A visit to the annual Dorothy Ramon Learning Center Flute Workshop

By Pat Murkland
From Heritage Keepers newsletter Spring 2006, Vol. 3, No. 2
© copyright Dorothy Ramon Learning Center, Inc., and Ushkana Press Reproduction rights

It takes faith to look at cedar blocks and see a Native American six-holed flute.
Under the guidance of Navajo flute maker Marvin Yazzie and his wife, Jonette, that transformation happens every year at the Dorothy Ramon Learning Center flute-making workshop. The third annual class at Morongo Reservation was no exception.

Those two rectangular blocks need carving, shaping, sanding. They need to be glued together without a hint that such gluing occurred. That's when each flute begins to take shape. The smell of epoxy glue then gives way to the aroma of cedar chips and sawdust. Each flute needs more shapping, more sanding, still more sanding, and more shaping.

A flute needs to be in the right key.
It needs proper holes. It needs its own block. For a while, a flute seems a faraway destination, maybe even a dream. But with the Yazzies' skills, knowledge, and artistry as guides, the flute-makers do arrive at their destination. Everyone makes a flute beautiful in both sight and sound.

Flute class 2006 was filled to the maximum 10 students, from the reservation and from around Southern California.
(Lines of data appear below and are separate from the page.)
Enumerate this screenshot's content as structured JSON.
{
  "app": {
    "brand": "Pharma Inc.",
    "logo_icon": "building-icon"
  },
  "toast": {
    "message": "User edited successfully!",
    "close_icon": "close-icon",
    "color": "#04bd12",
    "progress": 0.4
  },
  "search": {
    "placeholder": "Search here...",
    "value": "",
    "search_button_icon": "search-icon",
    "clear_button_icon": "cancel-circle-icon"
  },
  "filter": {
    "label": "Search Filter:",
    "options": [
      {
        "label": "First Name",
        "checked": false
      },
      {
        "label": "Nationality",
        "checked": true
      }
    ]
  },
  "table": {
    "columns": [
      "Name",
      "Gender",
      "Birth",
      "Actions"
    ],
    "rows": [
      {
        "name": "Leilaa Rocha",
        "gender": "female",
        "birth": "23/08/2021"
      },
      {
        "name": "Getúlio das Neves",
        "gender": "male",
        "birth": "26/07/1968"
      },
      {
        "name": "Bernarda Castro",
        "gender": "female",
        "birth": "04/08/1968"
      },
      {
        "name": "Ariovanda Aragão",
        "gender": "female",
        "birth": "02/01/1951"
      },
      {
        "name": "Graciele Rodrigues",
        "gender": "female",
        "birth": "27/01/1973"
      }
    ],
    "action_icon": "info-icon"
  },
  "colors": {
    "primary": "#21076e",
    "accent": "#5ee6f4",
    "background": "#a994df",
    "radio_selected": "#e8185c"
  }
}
Each student carved, shaped, oiled, tuned, and then decorated a wooden flute. The sessions filled with teamwork and camaraderie. Ernest H. Siva then taught the attentive class the basics of flute playing. Students learned about the music and cultural heritage of Southern California's American Indian nations.

Flutes are made by hand; later, music will come from the heart.